"The best film you'll ever see about that type of girl who falls madly in love with an asshole just because he ruins her, and rejects the nice romantic guy who really cares about her because he's a wimp (and there's a twist). Aside from an excellent script narrowly avoiding melodrama, and Piccolo's sensational performance, Bubu features absolutely stunning cinematography by Ennio Guarnieri (also the perfect "Swept Away") whose every frame evokes August Renoir."
|15 7%||Redd Inc. (2012) - May 20, 2013
"Pedestrian torture-porn horror of the kind where the killer abducts people and sets them up in a twisted game of survival to sate his misguided thirst for justice. If you love stuff like "Cube", "Exam" and the "Saw" franchise, you may dig this - otherwise it's pretty silly."
|73 79%||A Passage to India (1984) - Nov 20, 2010
"A flawed but very good film. Throughout its long running time it never fails to engage, on the strength of an interesting and compelling story, picturesque locations and beautiful period production, consistently great directing and flowing pace. The main problem is with some of the characters and actors. Davis is perfect, but Banerjee spoils Aziz' fragile believability by overacting, Guinness' tour de force belies a stereotypical character in Godbole, and other characters are just a bit flat."
|20 9%||Keoma (1976) - Mar 01, 2007
"Franco Nero is made over to look a bit like Charlie Manson as Keoma, your dime-a-dozen "fastest gun in the west" but with a hippie hairdo. He pisses off a big-shot bad-guy named Caldwell, and his own three asshole brothers (one of whom is a Donald Sutherland lookalike) who work for Caldwell, but against all odds he perpetually kicks their butts. There's a King-Learish element at work. The soundtrack is ridiculous. Contrary to many spaghetti westerns, there is no humor."

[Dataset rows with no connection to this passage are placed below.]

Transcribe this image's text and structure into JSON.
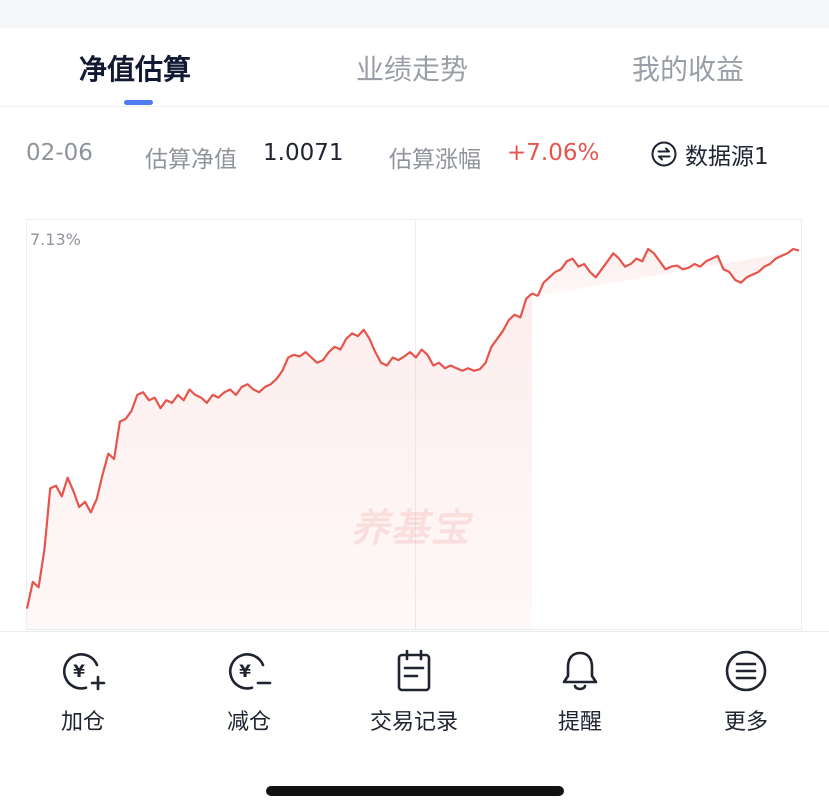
{
  "tabs": [
    {
      "label": "净值估算",
      "active": true
    },
    {
      "label": "业绩走势",
      "active": false
    },
    {
      "label": "我的收益",
      "active": false
    }
  ],
  "info": {
    "date": "02-06",
    "nav_label": "估算净值",
    "nav_value": "1.0071",
    "change_label": "估算涨幅",
    "change_value": "+7.06%",
    "source_label": "数据源1",
    "source_icon": "swap-arrows-icon"
  },
  "colors": {
    "accent": "#4c7cf0",
    "up": "#e5544d",
    "title": "#121a33"
  },
  "chart_data": {
    "type": "area",
    "max_label": "7.13%",
    "ylim": [
      0,
      7.13
    ],
    "grid": "vertical-midline",
    "watermark": "养基宝",
    "y": [
      0.4,
      0.9,
      0.8,
      1.5,
      2.65,
      2.7,
      2.5,
      2.85,
      2.6,
      2.3,
      2.4,
      2.2,
      2.45,
      2.9,
      3.3,
      3.2,
      3.9,
      3.95,
      4.1,
      4.4,
      4.45,
      4.3,
      4.35,
      4.15,
      4.3,
      4.25,
      4.4,
      4.3,
      4.5,
      4.4,
      4.35,
      4.25,
      4.4,
      4.35,
      4.45,
      4.5,
      4.4,
      4.55,
      4.6,
      4.5,
      4.45,
      4.55,
      4.6,
      4.7,
      4.85,
      5.1,
      5.15,
      5.12,
      5.2,
      5.1,
      5.0,
      5.05,
      5.2,
      5.3,
      5.25,
      5.45,
      5.55,
      5.5,
      5.62,
      5.45,
      5.2,
      5.0,
      4.95,
      5.1,
      5.05,
      5.12,
      5.2,
      5.1,
      5.25,
      5.15,
      4.95,
      5.0,
      4.9,
      4.95,
      4.9,
      4.85,
      4.9,
      4.85,
      4.88,
      5.0,
      5.3,
      5.45,
      5.6,
      5.8,
      5.9,
      5.85,
      6.2,
      6.3,
      6.25,
      6.5,
      6.6,
      6.7,
      6.75,
      6.9,
      6.95,
      6.8,
      6.85,
      6.7,
      6.6,
      6.75,
      6.9,
      7.05,
      6.95,
      6.8,
      6.85,
      6.95,
      6.9,
      7.13,
      7.05,
      6.9,
      6.75,
      6.8,
      6.82,
      6.75,
      6.78,
      6.85,
      6.8,
      6.9,
      6.95,
      7.0,
      6.75,
      6.7,
      6.55,
      6.5,
      6.6,
      6.65,
      6.7,
      6.8,
      6.85,
      6.95,
      7.0,
      7.05,
      7.13,
      7.1
    ],
    "segments": [
      {
        "start": 0,
        "end": 87
      },
      {
        "start": 88,
        "end": 135
      }
    ]
  },
  "actions": [
    {
      "label": "加仓",
      "icon": "add-position-icon"
    },
    {
      "label": "减仓",
      "icon": "reduce-position-icon"
    },
    {
      "label": "交易记录",
      "icon": "trade-record-icon"
    },
    {
      "label": "提醒",
      "icon": "bell-icon"
    },
    {
      "label": "更多",
      "icon": "more-menu-icon"
    }
  ]
}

|78 87%||The Hunt (2012) - Mar 25, 2013
"Excellent acting and directing aside, I think The Hunt is a courageous film. The idea that false accusations even exist has become almost taboo in the west, and some in the audience will therefore find the script unbelievable. I believed it, and I appreciated its restraint and sense of proportion actually. And to anyone admitting to themselves that this scenario is realistic in contemporary culture, it's a disturbing, harrowing, upsetting film."